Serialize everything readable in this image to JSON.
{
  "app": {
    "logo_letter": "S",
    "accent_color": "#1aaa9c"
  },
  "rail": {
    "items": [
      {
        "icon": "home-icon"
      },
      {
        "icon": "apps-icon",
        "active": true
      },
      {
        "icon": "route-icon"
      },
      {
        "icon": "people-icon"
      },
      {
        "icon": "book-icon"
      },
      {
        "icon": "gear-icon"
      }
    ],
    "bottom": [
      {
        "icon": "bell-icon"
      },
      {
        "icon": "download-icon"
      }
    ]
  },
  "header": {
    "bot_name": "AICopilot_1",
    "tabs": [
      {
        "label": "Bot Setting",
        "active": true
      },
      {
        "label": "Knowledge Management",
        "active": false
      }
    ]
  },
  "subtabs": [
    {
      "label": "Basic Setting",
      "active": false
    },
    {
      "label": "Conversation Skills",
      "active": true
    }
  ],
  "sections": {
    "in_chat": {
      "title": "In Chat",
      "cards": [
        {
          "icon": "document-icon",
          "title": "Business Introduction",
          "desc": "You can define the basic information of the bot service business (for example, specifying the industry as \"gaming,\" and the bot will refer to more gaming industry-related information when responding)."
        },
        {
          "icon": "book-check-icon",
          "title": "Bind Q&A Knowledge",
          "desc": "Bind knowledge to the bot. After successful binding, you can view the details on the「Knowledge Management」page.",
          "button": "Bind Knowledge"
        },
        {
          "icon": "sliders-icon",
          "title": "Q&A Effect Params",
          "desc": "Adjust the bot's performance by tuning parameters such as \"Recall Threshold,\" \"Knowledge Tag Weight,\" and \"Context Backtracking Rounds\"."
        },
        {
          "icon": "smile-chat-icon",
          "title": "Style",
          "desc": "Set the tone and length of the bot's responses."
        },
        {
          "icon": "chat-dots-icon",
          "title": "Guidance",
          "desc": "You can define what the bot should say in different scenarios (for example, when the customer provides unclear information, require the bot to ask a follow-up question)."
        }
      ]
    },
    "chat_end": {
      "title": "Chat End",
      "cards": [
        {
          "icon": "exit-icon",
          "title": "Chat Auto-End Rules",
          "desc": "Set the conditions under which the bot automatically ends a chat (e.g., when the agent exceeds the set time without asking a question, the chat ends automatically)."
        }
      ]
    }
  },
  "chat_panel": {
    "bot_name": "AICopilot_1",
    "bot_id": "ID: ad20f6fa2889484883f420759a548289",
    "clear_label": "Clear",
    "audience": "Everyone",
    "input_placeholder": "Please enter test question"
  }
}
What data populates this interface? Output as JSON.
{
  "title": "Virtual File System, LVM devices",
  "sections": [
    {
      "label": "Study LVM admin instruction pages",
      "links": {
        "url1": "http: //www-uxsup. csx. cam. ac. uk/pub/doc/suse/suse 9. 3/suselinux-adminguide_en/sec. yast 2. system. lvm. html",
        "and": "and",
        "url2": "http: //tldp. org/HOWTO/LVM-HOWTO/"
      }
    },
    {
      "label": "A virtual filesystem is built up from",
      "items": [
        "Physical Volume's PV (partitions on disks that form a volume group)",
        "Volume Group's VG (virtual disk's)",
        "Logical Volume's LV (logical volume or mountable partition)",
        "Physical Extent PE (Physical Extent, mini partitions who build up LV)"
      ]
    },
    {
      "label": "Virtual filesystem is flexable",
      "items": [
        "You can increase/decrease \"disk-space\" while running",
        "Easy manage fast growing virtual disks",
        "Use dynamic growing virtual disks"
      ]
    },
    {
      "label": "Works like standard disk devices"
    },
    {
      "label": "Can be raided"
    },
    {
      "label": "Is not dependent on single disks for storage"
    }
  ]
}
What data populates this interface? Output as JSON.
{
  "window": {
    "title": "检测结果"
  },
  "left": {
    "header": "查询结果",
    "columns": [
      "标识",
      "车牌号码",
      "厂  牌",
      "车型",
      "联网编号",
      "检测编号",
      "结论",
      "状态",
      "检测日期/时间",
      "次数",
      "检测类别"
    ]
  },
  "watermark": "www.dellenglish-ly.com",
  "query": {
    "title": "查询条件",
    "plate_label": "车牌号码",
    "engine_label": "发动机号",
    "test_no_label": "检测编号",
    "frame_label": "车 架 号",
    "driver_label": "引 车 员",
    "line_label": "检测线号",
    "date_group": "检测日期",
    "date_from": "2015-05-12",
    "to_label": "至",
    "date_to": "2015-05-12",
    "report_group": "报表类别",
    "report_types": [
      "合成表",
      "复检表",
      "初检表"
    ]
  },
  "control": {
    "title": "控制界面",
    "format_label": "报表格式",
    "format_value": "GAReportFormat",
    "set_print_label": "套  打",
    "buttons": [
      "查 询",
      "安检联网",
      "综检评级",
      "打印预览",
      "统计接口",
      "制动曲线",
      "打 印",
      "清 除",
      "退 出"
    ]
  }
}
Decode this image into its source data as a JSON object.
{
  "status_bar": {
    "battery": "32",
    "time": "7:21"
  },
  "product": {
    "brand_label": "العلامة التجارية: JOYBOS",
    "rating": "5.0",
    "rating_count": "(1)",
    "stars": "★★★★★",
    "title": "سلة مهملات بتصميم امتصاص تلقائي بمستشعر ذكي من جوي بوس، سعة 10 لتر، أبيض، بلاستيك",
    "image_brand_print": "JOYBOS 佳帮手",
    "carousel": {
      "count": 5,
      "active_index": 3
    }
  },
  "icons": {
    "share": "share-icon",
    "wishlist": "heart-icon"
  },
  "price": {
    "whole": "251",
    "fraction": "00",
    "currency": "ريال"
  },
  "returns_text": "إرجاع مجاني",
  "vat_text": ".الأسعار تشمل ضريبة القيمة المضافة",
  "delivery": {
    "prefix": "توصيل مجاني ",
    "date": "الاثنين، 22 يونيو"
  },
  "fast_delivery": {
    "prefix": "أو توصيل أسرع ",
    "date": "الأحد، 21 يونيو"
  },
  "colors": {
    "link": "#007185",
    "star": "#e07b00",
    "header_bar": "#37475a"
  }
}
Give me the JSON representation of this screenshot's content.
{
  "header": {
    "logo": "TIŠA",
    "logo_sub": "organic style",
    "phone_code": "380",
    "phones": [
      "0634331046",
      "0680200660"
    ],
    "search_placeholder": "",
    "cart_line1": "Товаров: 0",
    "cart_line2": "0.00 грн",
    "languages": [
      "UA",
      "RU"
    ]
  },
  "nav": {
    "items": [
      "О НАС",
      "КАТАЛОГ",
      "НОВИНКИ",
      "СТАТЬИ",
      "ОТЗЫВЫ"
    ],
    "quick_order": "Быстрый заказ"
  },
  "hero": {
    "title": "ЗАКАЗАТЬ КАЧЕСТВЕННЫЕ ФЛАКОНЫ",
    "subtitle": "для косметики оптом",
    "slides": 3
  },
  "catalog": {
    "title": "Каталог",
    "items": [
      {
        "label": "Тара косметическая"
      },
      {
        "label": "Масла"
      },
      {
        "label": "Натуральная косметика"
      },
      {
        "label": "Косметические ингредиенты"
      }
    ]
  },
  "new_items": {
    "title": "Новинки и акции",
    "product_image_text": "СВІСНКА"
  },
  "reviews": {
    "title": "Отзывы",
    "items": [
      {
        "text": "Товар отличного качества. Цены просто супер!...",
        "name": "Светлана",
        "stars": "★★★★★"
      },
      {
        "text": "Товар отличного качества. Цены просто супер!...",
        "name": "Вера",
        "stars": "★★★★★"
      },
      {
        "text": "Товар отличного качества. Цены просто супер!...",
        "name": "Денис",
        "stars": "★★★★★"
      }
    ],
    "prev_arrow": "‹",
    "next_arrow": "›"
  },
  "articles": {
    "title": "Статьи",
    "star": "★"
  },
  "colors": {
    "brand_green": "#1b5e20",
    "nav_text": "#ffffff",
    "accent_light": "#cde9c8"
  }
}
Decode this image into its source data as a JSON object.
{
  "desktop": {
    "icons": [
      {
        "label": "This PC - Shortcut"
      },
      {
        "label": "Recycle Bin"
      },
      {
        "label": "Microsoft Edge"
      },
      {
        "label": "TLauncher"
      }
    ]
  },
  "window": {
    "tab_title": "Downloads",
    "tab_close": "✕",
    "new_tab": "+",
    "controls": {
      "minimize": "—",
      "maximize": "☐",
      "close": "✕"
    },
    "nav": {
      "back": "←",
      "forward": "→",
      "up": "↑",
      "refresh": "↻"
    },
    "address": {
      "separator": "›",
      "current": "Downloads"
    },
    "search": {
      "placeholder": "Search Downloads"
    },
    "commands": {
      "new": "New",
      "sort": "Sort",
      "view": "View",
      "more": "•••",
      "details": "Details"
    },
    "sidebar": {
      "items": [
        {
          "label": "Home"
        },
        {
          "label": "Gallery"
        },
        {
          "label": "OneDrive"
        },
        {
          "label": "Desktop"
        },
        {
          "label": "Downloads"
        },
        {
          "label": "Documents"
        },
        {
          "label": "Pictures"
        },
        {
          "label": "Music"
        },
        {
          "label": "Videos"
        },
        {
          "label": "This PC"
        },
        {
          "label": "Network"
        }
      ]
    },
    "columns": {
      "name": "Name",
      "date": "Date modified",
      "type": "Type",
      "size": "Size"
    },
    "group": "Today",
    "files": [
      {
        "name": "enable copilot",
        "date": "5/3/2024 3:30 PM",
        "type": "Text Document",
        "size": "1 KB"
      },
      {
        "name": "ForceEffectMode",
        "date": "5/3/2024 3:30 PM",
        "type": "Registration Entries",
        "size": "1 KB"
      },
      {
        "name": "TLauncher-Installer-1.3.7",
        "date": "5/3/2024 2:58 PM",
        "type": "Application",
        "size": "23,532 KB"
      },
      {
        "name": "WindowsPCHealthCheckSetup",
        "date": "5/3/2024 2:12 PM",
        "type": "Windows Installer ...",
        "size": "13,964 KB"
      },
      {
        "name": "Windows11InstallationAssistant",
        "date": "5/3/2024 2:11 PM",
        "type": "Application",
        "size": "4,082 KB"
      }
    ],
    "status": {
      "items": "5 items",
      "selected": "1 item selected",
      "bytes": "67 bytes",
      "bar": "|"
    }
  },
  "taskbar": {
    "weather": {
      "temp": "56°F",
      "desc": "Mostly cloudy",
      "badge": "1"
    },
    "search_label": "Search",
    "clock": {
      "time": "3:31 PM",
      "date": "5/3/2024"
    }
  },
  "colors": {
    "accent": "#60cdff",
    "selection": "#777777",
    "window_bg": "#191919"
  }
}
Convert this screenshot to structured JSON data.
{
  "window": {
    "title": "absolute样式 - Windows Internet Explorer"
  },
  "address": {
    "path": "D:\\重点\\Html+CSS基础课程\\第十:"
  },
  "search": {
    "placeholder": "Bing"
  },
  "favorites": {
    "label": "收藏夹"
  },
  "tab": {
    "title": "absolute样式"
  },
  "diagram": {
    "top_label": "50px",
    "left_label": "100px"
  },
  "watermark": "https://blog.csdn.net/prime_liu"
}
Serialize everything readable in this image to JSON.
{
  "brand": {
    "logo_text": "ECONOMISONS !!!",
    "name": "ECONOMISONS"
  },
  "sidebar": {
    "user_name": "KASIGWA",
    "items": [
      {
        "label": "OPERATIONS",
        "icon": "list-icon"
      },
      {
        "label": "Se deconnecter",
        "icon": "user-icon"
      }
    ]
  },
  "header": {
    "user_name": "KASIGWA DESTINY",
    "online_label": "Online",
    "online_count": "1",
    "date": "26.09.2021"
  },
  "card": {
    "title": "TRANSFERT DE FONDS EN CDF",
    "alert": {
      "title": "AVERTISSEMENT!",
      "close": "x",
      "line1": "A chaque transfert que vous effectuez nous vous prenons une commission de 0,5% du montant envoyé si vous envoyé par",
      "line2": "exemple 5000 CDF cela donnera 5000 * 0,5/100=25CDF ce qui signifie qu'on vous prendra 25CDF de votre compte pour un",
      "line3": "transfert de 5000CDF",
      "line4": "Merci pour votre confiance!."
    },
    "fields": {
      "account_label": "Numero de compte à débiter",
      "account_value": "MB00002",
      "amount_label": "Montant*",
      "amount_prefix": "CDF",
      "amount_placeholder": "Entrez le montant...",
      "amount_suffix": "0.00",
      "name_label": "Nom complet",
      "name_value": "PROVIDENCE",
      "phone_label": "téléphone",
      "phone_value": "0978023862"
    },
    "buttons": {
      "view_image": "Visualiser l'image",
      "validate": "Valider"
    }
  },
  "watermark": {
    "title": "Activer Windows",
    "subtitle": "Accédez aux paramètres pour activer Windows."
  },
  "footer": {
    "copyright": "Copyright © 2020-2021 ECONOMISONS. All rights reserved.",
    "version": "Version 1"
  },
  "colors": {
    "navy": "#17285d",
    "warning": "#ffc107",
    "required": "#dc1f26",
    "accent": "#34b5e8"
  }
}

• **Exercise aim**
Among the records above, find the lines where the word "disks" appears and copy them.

• **Written answer**
        "Physical Volume's PV (partitions on disks that form a volume group)",
        "Easy manage fast growing virtual disks",
        "Use dynamic growing virtual disks"
      "label": "Is not dependent on single disks for storage"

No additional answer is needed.